NASCAR promised just such a driver a few years ago in rookie Joey Logano (“Sliced Bread”), but Logano never quite lived up to the hype and you can’t market this kind of a moment and you can’t create this kind of honest emotion.
Before this 500 no one knew who his kid from Knoxville, Tennessee was and now with his remarkable victory, the publicity machine will undoubtedly roar to life, like the engine of his #21, but at least it does so as a response to a hard earned achievement versus a contrived, marketing ploy to draw in fans. This NASCAR fan will take fresh, homemade bread over commercialized sliced bread any day. It’s good for the sport and good for the heart of NASCAR.
2011’s Daytona 500 will go down as one of the greatest moments in NASCAR history and I wouldn’t be surprised if a Disney movie isn’t already on the drawing board. Here’s to a fantastic and unbelievable start to the season that proves that anything can happen!

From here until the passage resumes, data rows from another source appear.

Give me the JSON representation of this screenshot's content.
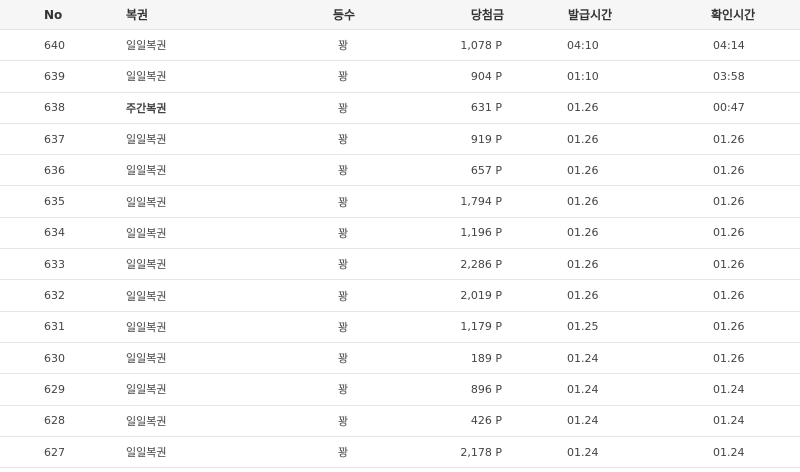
{
  "header": {
    "no": "No",
    "lottery": "복권",
    "rank": "등수",
    "prize": "당첨금",
    "issued": "발급시간",
    "checked": "확인시간"
  },
  "rows": [
    {
      "no": "640",
      "lottery": "일일복권",
      "rank": "꽝",
      "prize": "1,078 P",
      "issued": "04:10",
      "checked": "04:14",
      "bold": false
    },
    {
      "no": "639",
      "lottery": "일일복권",
      "rank": "꽝",
      "prize": "904 P",
      "issued": "01:10",
      "checked": "03:58",
      "bold": false
    },
    {
      "no": "638",
      "lottery": "주간복권",
      "rank": "꽝",
      "prize": "631 P",
      "issued": "01.26",
      "checked": "00:47",
      "bold": true
    },
    {
      "no": "637",
      "lottery": "일일복권",
      "rank": "꽝",
      "prize": "919 P",
      "issued": "01.26",
      "checked": "01.26",
      "bold": false
    },
    {
      "no": "636",
      "lottery": "일일복권",
      "rank": "꽝",
      "prize": "657 P",
      "issued": "01.26",
      "checked": "01.26",
      "bold": false
    },
    {
      "no": "635",
      "lottery": "일일복권",
      "rank": "꽝",
      "prize": "1,794 P",
      "issued": "01.26",
      "checked": "01.26",
      "bold": false
    },
    {
      "no": "634",
      "lottery": "일일복권",
      "rank": "꽝",
      "prize": "1,196 P",
      "issued": "01.26",
      "checked": "01.26",
      "bold": false
    },
    {
      "no": "633",
      "lottery": "일일복권",
      "rank": "꽝",
      "prize": "2,286 P",
      "issued": "01.26",
      "checked": "01.26",
      "bold": false
    },
    {
      "no": "632",
      "lottery": "일일복권",
      "rank": "꽝",
      "prize": "2,019 P",
      "issued": "01.26",
      "checked": "01.26",
      "bold": false
    },
    {
      "no": "631",
      "lottery": "일일복권",
      "rank": "꽝",
      "prize": "1,179 P",
      "issued": "01.25",
      "checked": "01.26",
      "bold": false
    },
    {
      "no": "630",
      "lottery": "일일복권",
      "rank": "꽝",
      "prize": "189 P",
      "issued": "01.24",
      "checked": "01.26",
      "bold": false
    },
    {
      "no": "629",
      "lottery": "일일복권",
      "rank": "꽝",
      "prize": "896 P",
      "issued": "01.24",
      "checked": "01.24",
      "bold": false
    },
    {
      "no": "628",
      "lottery": "일일복권",
      "rank": "꽝",
      "prize": "426 P",
      "issued": "01.24",
      "checked": "01.24",
      "bold": false
    },
    {
      "no": "627",
      "lottery": "일일복권",
      "rank": "꽝",
      "prize": "2,178 P",
      "issued": "01.24",
      "checked": "01.24",
      "bold": false
    }
  ]
}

Viewership may be down, attendance may be down, but does NASCAR really think changing the rules of the game AGAIN is going to magically cure that?  Seems that NASCAR’s answer to all that ails it is to change, change and change things.  Apparently they have never heard Einstein’s definition of insanity:  doing the same thing over and expecting different results.  Well, in this case doing the same thing is changing the sport AGAIN.  Can we not just go from one season to another without wholesale changes like this?

Some may not think that the change that has been hinted at is that big of a deal, and may even see the potential change as easier to understand, but as a diehard NASCAR  fan I don’t have any issue or problem understanding the current scoring method.  Most of us can indeed count past 43.  I view the changes as yet one more thing to figure out as the season starts.  It distracts from the racing, it distracts from the good part of the sport and frustrates me to no end.

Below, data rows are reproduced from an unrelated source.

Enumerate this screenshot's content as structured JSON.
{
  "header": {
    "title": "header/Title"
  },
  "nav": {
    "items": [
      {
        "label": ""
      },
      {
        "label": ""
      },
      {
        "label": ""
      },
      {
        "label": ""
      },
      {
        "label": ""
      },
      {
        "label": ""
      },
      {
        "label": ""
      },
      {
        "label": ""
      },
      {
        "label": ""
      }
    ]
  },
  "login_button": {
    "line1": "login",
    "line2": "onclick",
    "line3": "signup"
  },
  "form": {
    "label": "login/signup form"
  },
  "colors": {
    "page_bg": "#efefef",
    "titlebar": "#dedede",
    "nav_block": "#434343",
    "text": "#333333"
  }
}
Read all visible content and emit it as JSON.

I am also not in favor of changing the Chase format.  Why, you may ask?  Because in my opinion the integrity of the record books has already been compromised by instituting the Chase in the first place.  There is Pre-Chase Era drivers and Championships and Chase Era drivers and Championships, NASCAR doesn’t need a third era.  You simply cannot compare Richard Petty’s seven Championships to Jeff Gordon’s four because had the Chase format not been instituted Gordon would have won two additional Championships (2004 and 2007).  Carl Edwards would have taken the 2008 Championship, and Jimmie wouldn’t be Mr. Five Time.  As it stands there needs to be an asterisk in the books, but the damage is done, let’s move on and leave it be.

If the Chase were eliminated now or God forbid, a whole other format instituted, we will never be able to compare Championship results or have a history of the sport that makes any kind of sense.  And to answer those that say, “yeah but Johnson winning all the time is boring and he has this Chase thing figured out”, I say to you, yes indeed it is and he does, but guess what like him or hate him, he has been the best in this format for the last five seasons and it is the burden of the other drivers to rise to the standard set by Johnson the 48 Team.   The other 11 teams need to bring it to the track week after week and get it done.  If at the end of the season, Johnson is crowned Champion again,   then we know the other drivers failed.  Simply changing the sport in an attempt to handicap a winner or level a playing field is ridiculous.  If the others aren’t up to the challenge then they don’t deserve to win.  Hamlin and Harvick came close this year proving the Chase format is not broken.

Confusion is never a good marketing strategy and changing the rules constantly is not going to draw more fans in, but it could frustrate current fans and cause them to move on to a sport they don’t have to re-learn each season.  NASCAR, please, leave the drama to the drivers on the track and let the rest ride!